• ASSIGNMENT
Return every line in the entries below where the word "active" shows up.

Top of EXERCISE INPUTS

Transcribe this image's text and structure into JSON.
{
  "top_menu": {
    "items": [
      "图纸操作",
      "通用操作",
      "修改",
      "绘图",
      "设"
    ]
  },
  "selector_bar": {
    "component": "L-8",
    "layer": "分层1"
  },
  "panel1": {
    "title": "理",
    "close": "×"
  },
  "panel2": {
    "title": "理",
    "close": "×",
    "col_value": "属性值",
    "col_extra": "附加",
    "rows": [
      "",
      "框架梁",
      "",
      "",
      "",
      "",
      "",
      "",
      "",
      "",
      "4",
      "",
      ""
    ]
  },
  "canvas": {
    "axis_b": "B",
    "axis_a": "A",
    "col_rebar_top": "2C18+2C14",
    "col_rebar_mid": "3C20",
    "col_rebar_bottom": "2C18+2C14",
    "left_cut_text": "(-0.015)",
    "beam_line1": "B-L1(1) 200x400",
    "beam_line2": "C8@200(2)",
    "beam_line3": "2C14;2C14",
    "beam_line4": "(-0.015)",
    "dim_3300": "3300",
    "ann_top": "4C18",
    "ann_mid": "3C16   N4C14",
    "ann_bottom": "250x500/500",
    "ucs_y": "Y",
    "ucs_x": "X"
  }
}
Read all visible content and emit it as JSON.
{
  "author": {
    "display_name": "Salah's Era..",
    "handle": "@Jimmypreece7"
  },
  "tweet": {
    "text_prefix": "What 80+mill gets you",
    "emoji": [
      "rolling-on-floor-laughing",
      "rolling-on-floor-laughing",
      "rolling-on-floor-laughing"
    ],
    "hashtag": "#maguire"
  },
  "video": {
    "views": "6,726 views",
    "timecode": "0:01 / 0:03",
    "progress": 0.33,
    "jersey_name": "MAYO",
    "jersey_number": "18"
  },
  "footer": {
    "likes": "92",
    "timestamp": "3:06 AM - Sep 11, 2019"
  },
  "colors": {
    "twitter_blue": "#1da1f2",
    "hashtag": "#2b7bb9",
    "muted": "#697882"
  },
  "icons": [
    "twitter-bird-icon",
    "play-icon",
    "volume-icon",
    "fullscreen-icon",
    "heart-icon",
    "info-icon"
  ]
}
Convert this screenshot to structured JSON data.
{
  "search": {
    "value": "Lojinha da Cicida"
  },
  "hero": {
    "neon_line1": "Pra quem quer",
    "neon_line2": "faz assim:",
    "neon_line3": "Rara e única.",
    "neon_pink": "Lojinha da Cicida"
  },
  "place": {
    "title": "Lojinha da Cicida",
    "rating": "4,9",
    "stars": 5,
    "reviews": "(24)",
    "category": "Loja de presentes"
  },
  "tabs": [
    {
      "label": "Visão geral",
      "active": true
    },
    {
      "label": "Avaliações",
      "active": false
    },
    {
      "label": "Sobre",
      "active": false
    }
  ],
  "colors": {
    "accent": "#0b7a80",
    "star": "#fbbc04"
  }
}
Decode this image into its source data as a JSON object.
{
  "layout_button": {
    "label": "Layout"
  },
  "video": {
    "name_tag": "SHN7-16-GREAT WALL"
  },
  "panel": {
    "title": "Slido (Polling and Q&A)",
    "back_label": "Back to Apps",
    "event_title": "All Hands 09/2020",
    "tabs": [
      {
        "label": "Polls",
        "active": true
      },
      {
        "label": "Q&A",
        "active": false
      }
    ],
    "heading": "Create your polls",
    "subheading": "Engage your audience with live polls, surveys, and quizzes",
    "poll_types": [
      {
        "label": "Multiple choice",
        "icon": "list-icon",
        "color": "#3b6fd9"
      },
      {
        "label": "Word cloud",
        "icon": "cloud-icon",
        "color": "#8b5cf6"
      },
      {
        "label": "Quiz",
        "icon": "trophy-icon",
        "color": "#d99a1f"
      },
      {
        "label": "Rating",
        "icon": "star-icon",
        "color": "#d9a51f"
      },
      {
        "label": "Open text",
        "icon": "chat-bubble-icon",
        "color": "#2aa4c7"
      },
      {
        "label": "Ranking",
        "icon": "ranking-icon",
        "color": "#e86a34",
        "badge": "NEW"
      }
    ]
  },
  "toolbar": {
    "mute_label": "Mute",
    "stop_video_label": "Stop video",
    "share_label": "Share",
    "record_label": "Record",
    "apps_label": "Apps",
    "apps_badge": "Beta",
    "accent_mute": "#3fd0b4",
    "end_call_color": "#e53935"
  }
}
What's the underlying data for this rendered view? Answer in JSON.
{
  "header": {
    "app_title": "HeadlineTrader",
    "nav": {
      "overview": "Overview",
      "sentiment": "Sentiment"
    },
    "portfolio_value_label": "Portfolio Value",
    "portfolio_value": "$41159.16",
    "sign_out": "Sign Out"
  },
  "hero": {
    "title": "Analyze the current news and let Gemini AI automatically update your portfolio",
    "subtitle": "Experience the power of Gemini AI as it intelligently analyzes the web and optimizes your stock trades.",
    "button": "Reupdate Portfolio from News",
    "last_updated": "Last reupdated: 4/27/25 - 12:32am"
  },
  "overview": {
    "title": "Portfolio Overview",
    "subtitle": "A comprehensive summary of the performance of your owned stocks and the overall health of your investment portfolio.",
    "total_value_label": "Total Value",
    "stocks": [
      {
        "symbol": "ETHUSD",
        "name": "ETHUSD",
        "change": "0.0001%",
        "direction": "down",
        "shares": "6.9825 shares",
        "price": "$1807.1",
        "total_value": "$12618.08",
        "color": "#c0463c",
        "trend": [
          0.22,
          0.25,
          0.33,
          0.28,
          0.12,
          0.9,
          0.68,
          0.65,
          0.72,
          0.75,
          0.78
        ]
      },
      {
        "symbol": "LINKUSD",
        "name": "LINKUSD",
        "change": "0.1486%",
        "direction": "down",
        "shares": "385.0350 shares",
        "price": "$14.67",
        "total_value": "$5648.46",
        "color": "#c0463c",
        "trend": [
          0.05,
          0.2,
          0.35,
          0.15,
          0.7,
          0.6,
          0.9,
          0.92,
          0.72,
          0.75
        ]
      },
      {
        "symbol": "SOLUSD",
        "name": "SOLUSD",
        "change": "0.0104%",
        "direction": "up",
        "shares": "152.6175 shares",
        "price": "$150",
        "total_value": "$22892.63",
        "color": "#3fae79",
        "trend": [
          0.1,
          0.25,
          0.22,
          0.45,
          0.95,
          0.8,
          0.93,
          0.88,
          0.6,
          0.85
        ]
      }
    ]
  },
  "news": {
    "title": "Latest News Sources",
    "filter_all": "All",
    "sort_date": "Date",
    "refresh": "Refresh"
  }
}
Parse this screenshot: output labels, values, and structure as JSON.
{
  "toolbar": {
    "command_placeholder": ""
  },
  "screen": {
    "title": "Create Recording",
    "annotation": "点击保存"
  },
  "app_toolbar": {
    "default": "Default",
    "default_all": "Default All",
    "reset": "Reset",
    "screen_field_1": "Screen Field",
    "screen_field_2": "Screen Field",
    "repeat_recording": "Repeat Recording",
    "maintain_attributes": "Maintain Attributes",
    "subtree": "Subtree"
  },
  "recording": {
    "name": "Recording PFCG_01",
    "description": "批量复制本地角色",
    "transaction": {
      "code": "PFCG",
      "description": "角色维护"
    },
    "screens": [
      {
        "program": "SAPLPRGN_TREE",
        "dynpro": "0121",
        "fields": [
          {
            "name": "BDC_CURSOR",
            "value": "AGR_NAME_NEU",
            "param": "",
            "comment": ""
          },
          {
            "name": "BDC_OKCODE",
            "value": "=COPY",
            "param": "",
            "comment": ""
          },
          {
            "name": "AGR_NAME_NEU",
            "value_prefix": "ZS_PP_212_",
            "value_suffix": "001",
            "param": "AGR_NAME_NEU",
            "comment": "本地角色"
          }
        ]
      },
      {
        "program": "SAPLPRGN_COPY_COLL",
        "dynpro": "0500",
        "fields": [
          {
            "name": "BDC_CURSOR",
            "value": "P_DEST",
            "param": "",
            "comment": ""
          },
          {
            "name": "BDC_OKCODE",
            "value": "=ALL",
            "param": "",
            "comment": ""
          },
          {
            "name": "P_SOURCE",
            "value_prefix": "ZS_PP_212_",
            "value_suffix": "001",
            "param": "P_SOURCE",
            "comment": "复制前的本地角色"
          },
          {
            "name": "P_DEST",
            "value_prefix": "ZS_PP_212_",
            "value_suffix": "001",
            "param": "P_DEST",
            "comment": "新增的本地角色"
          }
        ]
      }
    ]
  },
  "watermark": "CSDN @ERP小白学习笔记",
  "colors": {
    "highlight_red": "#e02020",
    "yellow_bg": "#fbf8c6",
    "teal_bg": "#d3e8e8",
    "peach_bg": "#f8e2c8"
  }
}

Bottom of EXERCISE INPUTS

• EXERCISE RESPONSE
      "active": true
      "active": false
      "active": false
        "active": true
        "active": false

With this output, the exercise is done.